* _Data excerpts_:
########
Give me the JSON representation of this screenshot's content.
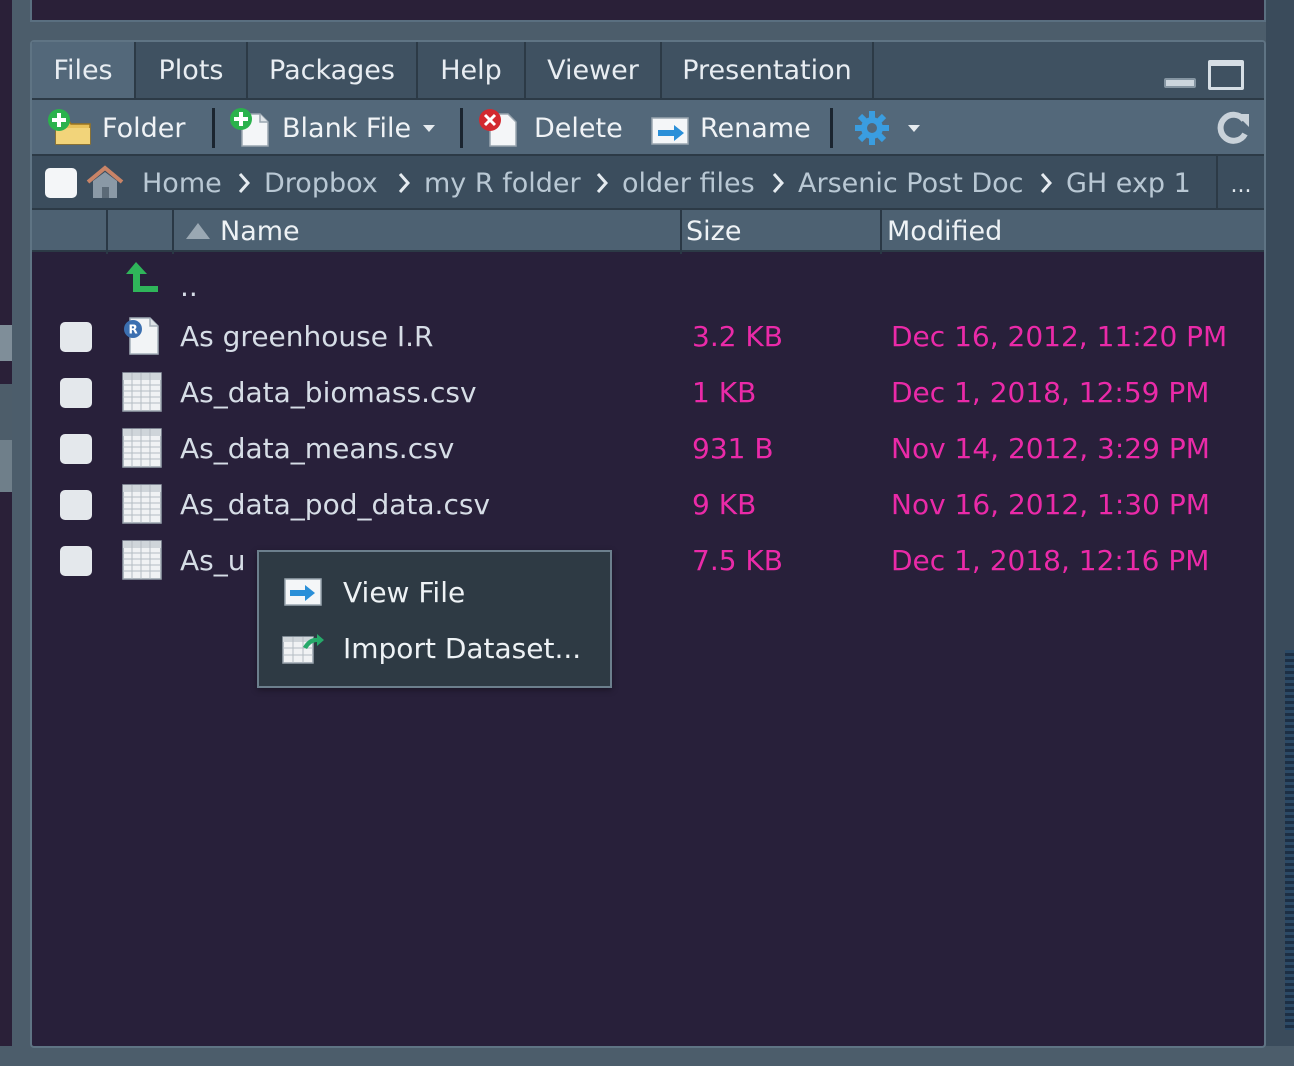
{
  "tabs": [
    {
      "label": "Files",
      "active": true
    },
    {
      "label": "Plots",
      "active": false
    },
    {
      "label": "Packages",
      "active": false
    },
    {
      "label": "Help",
      "active": false
    },
    {
      "label": "Viewer",
      "active": false
    },
    {
      "label": "Presentation",
      "active": false
    }
  ],
  "toolbar": {
    "new_folder_label": "Folder",
    "blank_file_label": "Blank File",
    "delete_label": "Delete",
    "rename_label": "Rename"
  },
  "breadcrumb": {
    "items": [
      "Home",
      "Dropbox",
      "my R folder",
      "older files",
      "Arsenic Post Doc",
      "GH exp 1"
    ],
    "more": "..."
  },
  "columns": {
    "name": "Name",
    "size": "Size",
    "modified": "Modified",
    "sort": "ascending"
  },
  "parent_dir": "..",
  "files": [
    {
      "name": "As greenhouse I.R",
      "size": "3.2 KB",
      "modified": "Dec 16, 2012, 11:20 PM",
      "icon": "r-script-icon"
    },
    {
      "name": "As_data_biomass.csv",
      "size": "1 KB",
      "modified": "Dec 1, 2018, 12:59 PM",
      "icon": "csv-file-icon"
    },
    {
      "name": "As_data_means.csv",
      "size": "931 B",
      "modified": "Nov 14, 2012, 3:29 PM",
      "icon": "csv-file-icon"
    },
    {
      "name": "As_data_pod_data.csv",
      "size": "9 KB",
      "modified": "Nov 16, 2012, 1:30 PM",
      "icon": "csv-file-icon"
    },
    {
      "name": "As_u",
      "size": "7.5 KB",
      "modified": "Dec 1, 2018, 12:16 PM",
      "icon": "csv-file-icon"
    }
  ],
  "context_menu": {
    "items": [
      "View File",
      "Import Dataset..."
    ]
  },
  "colors": {
    "pane_bg": "#28203a",
    "accent_pink": "#ea2aa8",
    "toolbar_bg": "#53687a"
  }
}
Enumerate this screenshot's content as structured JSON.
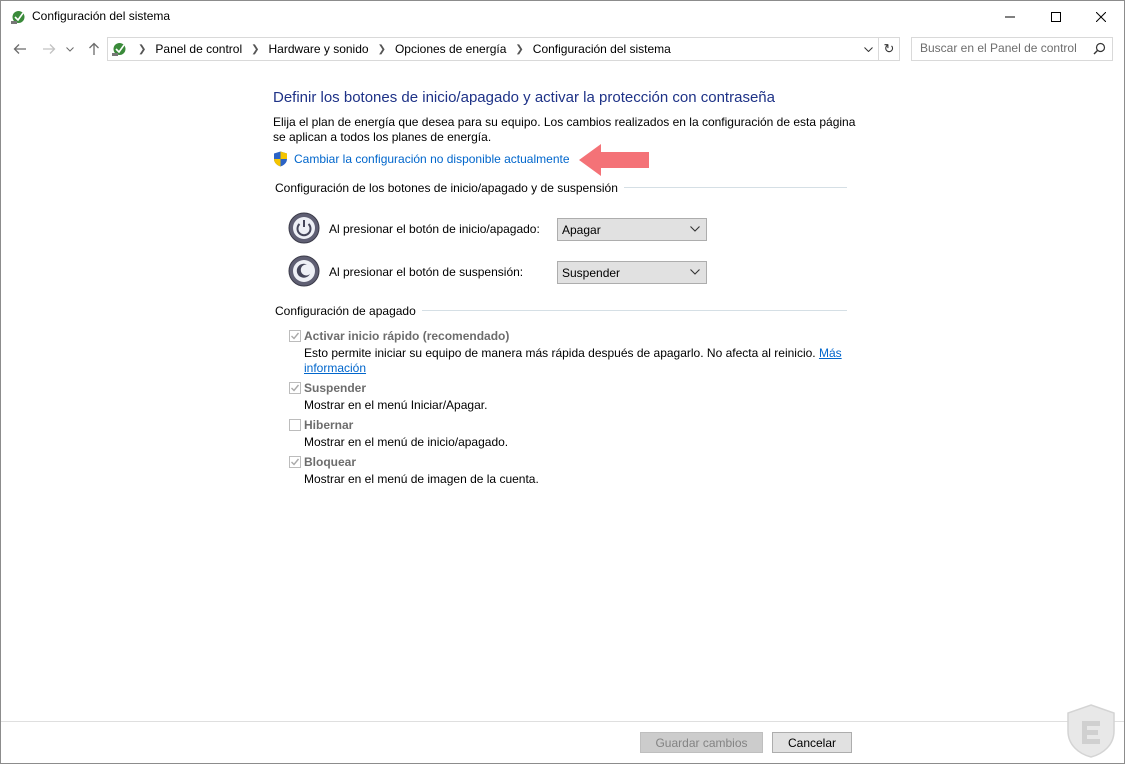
{
  "window": {
    "title": "Configuración del sistema"
  },
  "address": {
    "breadcrumbs": [
      "Panel de control",
      "Hardware y sonido",
      "Opciones de energía",
      "Configuración del sistema"
    ]
  },
  "search": {
    "placeholder": "Buscar en el Panel de control"
  },
  "content": {
    "heading": "Definir los botones de inicio/apagado y activar la protección con contraseña",
    "description": "Elija el plan de energía que desea para su equipo. Los cambios realizados en la configuración de esta página se aplican a todos los planes de energía.",
    "change_link": "Cambiar la configuración no disponible actualmente"
  },
  "buttons_section": {
    "title": "Configuración de los botones de inicio/apagado y de suspensión",
    "power_label": "Al presionar el botón de inicio/apagado:",
    "power_value": "Apagar",
    "sleep_label": "Al presionar el botón de suspensión:",
    "sleep_value": "Suspender"
  },
  "shutdown_section": {
    "title": "Configuración de apagado",
    "items": [
      {
        "label": "Activar inicio rápido (recomendado)",
        "description": "Esto permite iniciar su equipo de manera más rápida después de apagarlo. No afecta al reinicio.",
        "link": "Más información",
        "checked": true
      },
      {
        "label": "Suspender",
        "description": "Mostrar en el menú Iniciar/Apagar.",
        "checked": true
      },
      {
        "label": "Hibernar",
        "description": "Mostrar en el menú de inicio/apagado.",
        "checked": false
      },
      {
        "label": "Bloquear",
        "description": "Mostrar en el menú de imagen de la cuenta.",
        "checked": true
      }
    ]
  },
  "footer": {
    "save_label": "Guardar cambios",
    "cancel_label": "Cancelar"
  },
  "colors": {
    "heading": "#1e3287",
    "link": "#0066cc",
    "callout_arrow": "#f47277"
  }
}
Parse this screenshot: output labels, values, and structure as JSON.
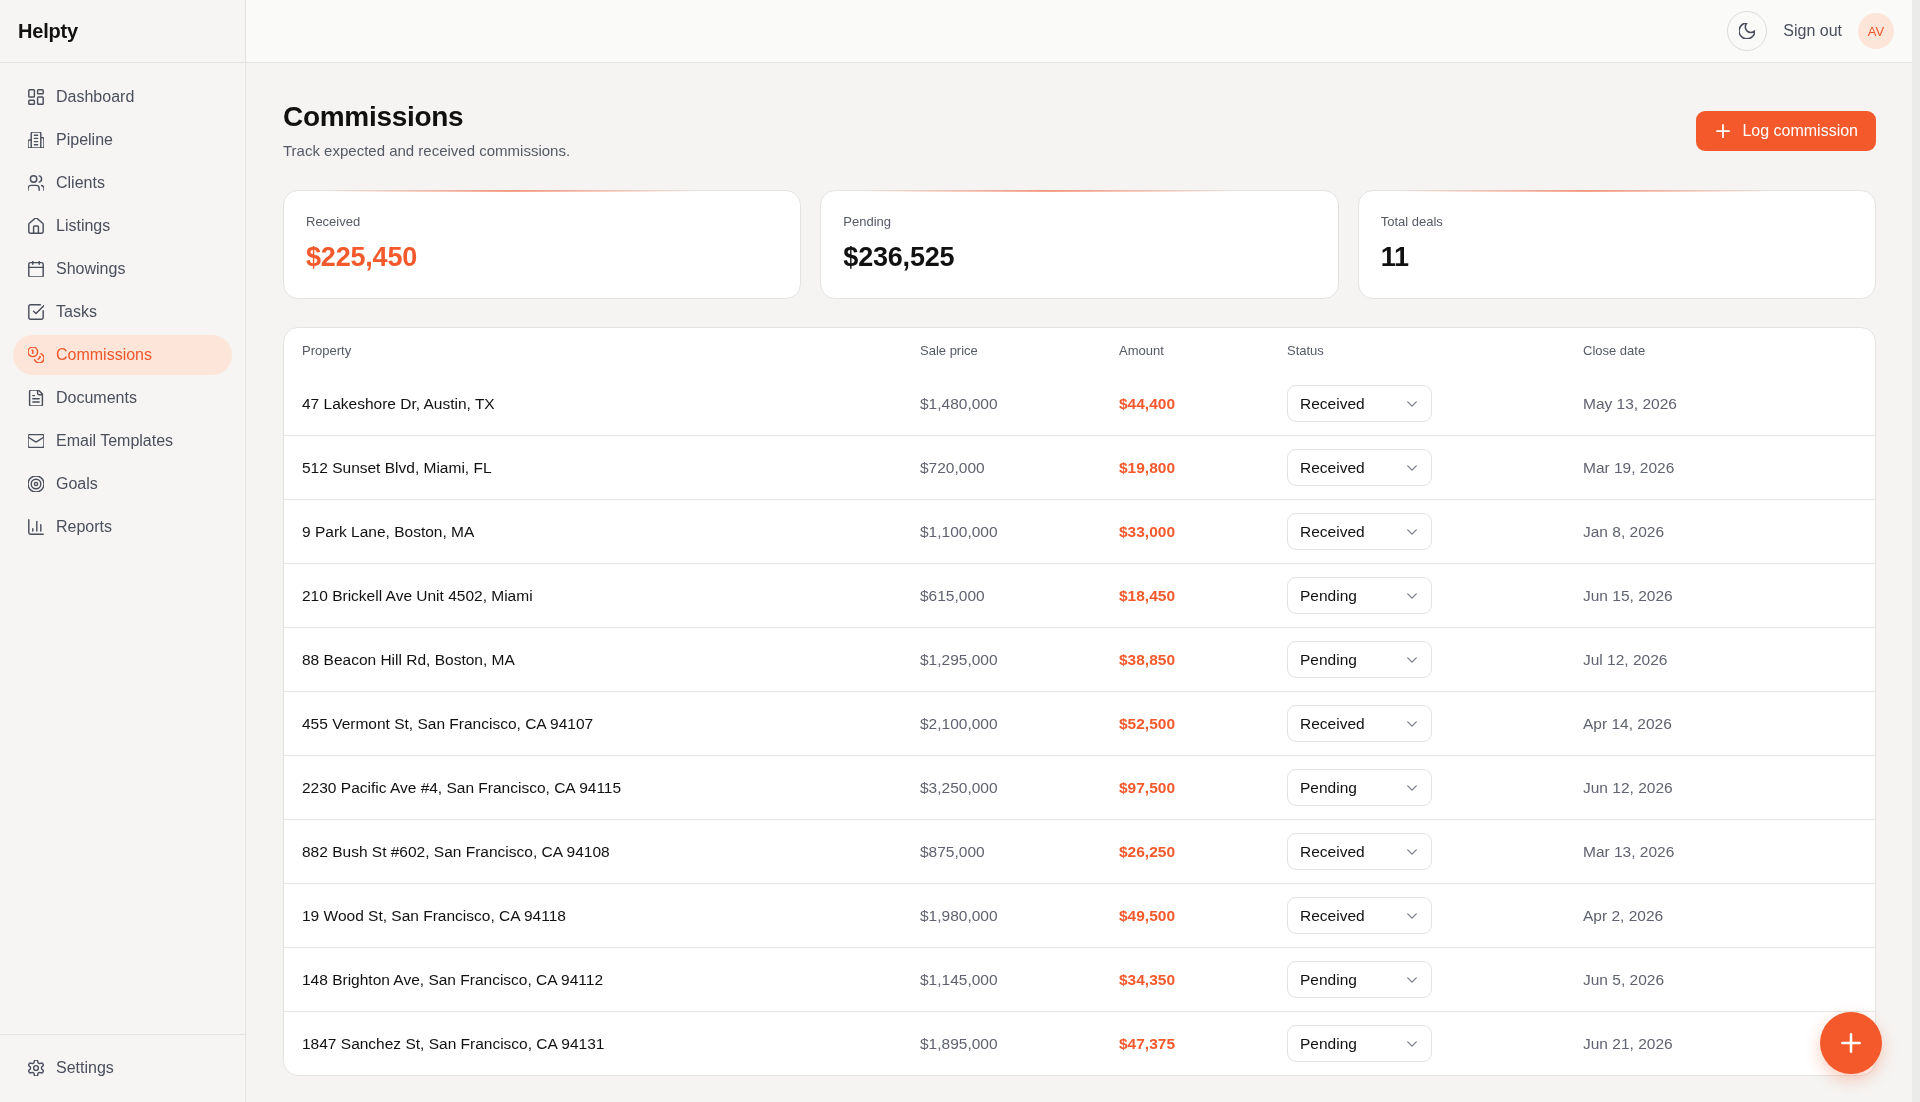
{
  "sidebar": {
    "logo": "Helpty",
    "items": [
      {
        "label": "Dashboard",
        "selected": false
      },
      {
        "label": "Pipeline",
        "selected": false
      },
      {
        "label": "Clients",
        "selected": false
      },
      {
        "label": "Listings",
        "selected": false
      },
      {
        "label": "Showings",
        "selected": false
      },
      {
        "label": "Tasks",
        "selected": false
      },
      {
        "label": "Commissions",
        "selected": true
      },
      {
        "label": "Documents",
        "selected": false
      },
      {
        "label": "Email Templates",
        "selected": false
      },
      {
        "label": "Goals",
        "selected": false
      },
      {
        "label": "Reports",
        "selected": false
      }
    ],
    "settings": {
      "label": "Settings",
      "selected": false
    }
  },
  "top_bar": {
    "sign_out": "Sign out",
    "avatar": "AV"
  },
  "page": {
    "title": "Commissions",
    "subtitle": "Track expected and received commissions.",
    "action_button": "Log commission"
  },
  "stats": [
    {
      "label": "Received",
      "value": "$225,450",
      "highlighted": true
    },
    {
      "label": "Pending",
      "value": "$236,525",
      "highlighted": false
    },
    {
      "label": "Total deals",
      "value": "11",
      "highlighted": false
    }
  ],
  "table": {
    "columns": [
      "Property",
      "Sale price",
      "Amount",
      "Status",
      "Close date"
    ],
    "rows": [
      {
        "property": "47 Lakeshore Dr, Austin, TX",
        "sale_price": "$1,480,000",
        "amount": "$44,400",
        "status": "Received",
        "close_date": "May 13, 2026"
      },
      {
        "property": "512 Sunset Blvd, Miami, FL",
        "sale_price": "$720,000",
        "amount": "$19,800",
        "status": "Received",
        "close_date": "Mar 19, 2026"
      },
      {
        "property": "9 Park Lane, Boston, MA",
        "sale_price": "$1,100,000",
        "amount": "$33,000",
        "status": "Received",
        "close_date": "Jan 8, 2026"
      },
      {
        "property": "210 Brickell Ave Unit 4502, Miami",
        "sale_price": "$615,000",
        "amount": "$18,450",
        "status": "Pending",
        "close_date": "Jun 15, 2026"
      },
      {
        "property": "88 Beacon Hill Rd, Boston, MA",
        "sale_price": "$1,295,000",
        "amount": "$38,850",
        "status": "Pending",
        "close_date": "Jul 12, 2026"
      },
      {
        "property": "455 Vermont St, San Francisco, CA 94107",
        "sale_price": "$2,100,000",
        "amount": "$52,500",
        "status": "Received",
        "close_date": "Apr 14, 2026"
      },
      {
        "property": "2230 Pacific Ave #4, San Francisco, CA 94115",
        "sale_price": "$3,250,000",
        "amount": "$97,500",
        "status": "Pending",
        "close_date": "Jun 12, 2026"
      },
      {
        "property": "882 Bush St #602, San Francisco, CA 94108",
        "sale_price": "$875,000",
        "amount": "$26,250",
        "status": "Received",
        "close_date": "Mar 13, 2026"
      },
      {
        "property": "19 Wood St, San Francisco, CA 94118",
        "sale_price": "$1,980,000",
        "amount": "$49,500",
        "status": "Received",
        "close_date": "Apr 2, 2026"
      },
      {
        "property": "148 Brighton Ave, San Francisco, CA 94112",
        "sale_price": "$1,145,000",
        "amount": "$34,350",
        "status": "Pending",
        "close_date": "Jun 5, 2026"
      },
      {
        "property": "1847 Sanchez St, San Francisco, CA 94131",
        "sale_price": "$1,895,000",
        "amount": "$47,375",
        "status": "Pending",
        "close_date": "Jun 21, 2026"
      }
    ]
  }
}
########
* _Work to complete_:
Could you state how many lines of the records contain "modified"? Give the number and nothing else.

* _Answer box_:
6